The murder of Cora and the suicide of Nancyann happened about two decades apart, so it seems unlikely that the stories would have been conflated early on.

Schlichter could not find any evidence that the ghost of Cora story existed prior to the mid-60s. That was the earliest he could find of anyone talking about ghost stories on campus. Dr. Hellen Russel came to teach theater at Wayne in 1958 and she had an interesting impact on the college.

A Possible Origin

Dr. Russel loved ghost stories. She was the person students would go to hear tales of the afterlife from. She is quoted in an article published by the Lincoln Journal in 1983 saying, “theatre lore dictates that every old theatre must have its ghost.”

She had no problem talking about the ghosts haunting the campus. It could be that the traumatic stories of Cora and Nancy’s deaths were brought up at some point and a story was crafted from them, combining parts and removing or changing certain details. It is also possible that over the years the stories had already blended together. Without the ability to ask her, it may never be known for sure.

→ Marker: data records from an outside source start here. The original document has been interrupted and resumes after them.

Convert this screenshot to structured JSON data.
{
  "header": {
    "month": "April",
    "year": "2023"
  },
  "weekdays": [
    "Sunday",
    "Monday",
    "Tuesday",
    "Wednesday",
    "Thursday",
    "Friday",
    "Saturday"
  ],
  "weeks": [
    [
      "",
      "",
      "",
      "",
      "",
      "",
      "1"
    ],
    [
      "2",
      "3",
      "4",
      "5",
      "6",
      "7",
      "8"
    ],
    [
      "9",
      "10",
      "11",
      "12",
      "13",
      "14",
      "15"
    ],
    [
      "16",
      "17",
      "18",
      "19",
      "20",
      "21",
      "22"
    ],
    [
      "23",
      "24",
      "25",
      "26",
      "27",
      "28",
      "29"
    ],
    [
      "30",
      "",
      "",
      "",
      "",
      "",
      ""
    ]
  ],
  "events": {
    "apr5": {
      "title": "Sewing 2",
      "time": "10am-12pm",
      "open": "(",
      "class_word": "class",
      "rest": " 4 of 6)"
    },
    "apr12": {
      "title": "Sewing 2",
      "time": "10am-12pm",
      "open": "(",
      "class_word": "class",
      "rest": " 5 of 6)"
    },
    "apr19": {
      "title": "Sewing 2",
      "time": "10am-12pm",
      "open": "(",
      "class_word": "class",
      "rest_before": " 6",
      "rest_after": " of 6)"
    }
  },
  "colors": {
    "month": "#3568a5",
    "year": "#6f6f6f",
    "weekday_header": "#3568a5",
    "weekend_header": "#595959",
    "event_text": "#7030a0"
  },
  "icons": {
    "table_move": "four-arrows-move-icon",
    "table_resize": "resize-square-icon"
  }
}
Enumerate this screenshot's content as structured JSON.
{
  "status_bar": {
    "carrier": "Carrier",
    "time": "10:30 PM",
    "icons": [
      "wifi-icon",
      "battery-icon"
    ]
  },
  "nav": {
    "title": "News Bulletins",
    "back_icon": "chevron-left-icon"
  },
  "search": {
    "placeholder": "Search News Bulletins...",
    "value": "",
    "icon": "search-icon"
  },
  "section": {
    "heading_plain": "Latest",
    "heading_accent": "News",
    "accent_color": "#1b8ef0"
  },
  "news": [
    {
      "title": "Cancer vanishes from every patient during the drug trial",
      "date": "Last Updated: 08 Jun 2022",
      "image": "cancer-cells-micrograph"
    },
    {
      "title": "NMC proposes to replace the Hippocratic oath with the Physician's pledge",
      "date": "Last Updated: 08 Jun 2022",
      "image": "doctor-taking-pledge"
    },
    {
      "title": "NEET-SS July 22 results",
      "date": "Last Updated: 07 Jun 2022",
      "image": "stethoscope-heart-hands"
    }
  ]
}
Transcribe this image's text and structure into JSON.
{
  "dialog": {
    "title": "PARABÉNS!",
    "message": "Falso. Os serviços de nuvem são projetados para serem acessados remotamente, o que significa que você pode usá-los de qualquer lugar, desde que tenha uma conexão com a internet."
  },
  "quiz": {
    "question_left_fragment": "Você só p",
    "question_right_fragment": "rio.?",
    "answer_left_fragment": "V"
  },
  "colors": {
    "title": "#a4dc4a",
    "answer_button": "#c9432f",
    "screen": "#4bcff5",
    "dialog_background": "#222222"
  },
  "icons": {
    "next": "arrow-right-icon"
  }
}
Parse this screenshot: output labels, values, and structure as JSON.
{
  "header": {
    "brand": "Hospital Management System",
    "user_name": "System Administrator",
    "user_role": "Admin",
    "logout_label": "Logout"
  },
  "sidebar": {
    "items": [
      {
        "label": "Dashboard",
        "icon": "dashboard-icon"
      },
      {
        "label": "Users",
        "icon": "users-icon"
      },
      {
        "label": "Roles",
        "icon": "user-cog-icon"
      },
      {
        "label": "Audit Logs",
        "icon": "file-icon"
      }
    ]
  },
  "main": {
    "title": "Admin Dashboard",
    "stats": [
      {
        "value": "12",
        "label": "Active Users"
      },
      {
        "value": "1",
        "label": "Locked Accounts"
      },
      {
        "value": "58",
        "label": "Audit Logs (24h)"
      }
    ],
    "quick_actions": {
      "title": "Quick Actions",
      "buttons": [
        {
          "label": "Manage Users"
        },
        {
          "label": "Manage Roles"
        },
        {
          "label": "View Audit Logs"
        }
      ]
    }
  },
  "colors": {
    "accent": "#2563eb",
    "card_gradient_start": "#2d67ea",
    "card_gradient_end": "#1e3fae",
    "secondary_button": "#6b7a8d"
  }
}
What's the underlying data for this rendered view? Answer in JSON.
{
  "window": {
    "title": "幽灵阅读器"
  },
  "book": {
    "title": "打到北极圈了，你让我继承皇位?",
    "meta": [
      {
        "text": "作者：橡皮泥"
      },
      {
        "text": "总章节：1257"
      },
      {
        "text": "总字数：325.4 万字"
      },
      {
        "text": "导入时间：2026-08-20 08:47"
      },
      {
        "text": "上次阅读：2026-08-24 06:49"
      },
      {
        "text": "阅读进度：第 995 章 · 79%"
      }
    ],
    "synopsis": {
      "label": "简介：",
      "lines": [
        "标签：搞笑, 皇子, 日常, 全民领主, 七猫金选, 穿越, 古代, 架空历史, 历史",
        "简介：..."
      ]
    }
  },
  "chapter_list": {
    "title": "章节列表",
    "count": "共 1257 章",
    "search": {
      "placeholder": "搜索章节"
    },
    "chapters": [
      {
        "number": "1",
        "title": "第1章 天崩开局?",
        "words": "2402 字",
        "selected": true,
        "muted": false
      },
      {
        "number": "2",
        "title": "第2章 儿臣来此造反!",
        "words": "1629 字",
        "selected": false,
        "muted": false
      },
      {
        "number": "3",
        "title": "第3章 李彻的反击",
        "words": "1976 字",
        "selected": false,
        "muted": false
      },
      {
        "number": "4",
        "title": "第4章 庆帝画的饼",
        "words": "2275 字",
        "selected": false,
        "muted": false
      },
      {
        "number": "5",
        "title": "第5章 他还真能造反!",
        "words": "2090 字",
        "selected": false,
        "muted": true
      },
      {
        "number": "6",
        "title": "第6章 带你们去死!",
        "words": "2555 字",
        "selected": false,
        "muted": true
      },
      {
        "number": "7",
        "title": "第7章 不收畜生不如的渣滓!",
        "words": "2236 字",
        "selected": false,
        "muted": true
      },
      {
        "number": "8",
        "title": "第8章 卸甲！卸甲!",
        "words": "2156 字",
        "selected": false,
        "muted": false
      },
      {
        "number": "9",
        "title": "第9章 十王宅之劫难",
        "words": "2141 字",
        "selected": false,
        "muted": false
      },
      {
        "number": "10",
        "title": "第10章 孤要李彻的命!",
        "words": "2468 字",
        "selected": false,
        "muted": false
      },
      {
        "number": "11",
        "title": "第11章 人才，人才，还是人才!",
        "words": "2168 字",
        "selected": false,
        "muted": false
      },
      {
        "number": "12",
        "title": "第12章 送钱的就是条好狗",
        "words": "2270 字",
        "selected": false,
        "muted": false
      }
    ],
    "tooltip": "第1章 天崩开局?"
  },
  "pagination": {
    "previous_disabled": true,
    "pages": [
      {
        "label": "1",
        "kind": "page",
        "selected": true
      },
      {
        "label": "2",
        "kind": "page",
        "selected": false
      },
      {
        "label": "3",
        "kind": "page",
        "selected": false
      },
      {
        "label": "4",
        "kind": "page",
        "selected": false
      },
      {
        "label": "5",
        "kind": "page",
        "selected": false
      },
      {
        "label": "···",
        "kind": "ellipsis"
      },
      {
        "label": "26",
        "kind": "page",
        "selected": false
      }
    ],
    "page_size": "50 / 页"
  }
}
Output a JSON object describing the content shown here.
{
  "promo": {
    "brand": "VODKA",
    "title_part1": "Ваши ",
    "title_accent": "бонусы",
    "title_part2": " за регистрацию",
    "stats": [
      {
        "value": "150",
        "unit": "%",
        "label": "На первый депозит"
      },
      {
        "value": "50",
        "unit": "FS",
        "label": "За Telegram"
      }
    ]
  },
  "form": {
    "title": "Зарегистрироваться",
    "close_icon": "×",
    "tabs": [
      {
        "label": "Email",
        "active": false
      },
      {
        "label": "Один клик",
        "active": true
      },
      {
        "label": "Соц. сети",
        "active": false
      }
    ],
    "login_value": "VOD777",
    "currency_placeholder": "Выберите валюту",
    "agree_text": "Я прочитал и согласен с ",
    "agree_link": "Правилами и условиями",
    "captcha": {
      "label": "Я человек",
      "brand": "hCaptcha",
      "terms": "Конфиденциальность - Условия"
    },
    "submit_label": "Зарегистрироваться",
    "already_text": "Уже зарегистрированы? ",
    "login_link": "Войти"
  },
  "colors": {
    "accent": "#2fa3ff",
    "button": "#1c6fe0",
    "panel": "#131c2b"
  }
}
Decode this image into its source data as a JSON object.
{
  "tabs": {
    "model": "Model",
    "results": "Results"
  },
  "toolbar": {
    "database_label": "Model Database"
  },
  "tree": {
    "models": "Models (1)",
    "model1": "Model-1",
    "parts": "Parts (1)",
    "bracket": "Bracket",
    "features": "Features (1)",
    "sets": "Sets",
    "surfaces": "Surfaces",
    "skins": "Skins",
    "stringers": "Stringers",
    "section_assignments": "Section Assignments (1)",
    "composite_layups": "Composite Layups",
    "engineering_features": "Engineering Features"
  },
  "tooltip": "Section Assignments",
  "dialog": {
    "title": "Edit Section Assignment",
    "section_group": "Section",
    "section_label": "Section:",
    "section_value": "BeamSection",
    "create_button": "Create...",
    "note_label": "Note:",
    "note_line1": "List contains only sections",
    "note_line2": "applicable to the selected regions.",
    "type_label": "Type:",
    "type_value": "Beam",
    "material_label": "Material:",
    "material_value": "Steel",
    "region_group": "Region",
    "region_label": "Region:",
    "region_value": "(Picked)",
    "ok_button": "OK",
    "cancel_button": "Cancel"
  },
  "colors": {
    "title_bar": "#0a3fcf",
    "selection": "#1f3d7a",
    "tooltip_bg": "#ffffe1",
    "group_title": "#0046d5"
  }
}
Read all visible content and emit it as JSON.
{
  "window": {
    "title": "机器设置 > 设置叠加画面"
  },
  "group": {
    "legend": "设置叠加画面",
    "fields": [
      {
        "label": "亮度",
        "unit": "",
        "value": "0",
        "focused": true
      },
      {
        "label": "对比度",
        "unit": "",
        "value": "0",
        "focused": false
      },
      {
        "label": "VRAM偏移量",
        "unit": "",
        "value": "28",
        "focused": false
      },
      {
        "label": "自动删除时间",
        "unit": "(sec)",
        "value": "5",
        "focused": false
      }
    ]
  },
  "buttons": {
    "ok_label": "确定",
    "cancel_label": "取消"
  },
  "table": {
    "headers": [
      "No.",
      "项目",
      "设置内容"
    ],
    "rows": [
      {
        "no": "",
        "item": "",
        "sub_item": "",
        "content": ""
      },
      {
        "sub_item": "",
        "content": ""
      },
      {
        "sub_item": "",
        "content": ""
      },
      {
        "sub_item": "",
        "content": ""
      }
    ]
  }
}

Since then, the legends involving the ghosts of Wayne State College have only been cemented into the campus’s culture. An article in the Wayne Stater from 1991 says students on the second floor of Neihardt had made contact with a spirit that called itself Cora.

The story claimed that in the early 1900s, Cora discovered she was pregnant and was scared to tell her parents, so she hung herself in the basement of Neihardt. A major problem with the story, Schlichter pointed out, was that Neihardt hadn’t been built in the early 1900s. It was finished in 1930, and there are no records of anyone named Cora hanging herself there at any point in its history.

Unfortunately for the diehard paranormal believers, it is unlikely that there was a girl named Cora that actually committed suicide in the basement of Neihardt Hall. There just isn’t any evidence to back that up. But that does not discredit any experiences that students have had there. It leads one to ask the question of who, or what may really be haunting the halls of Neihardt?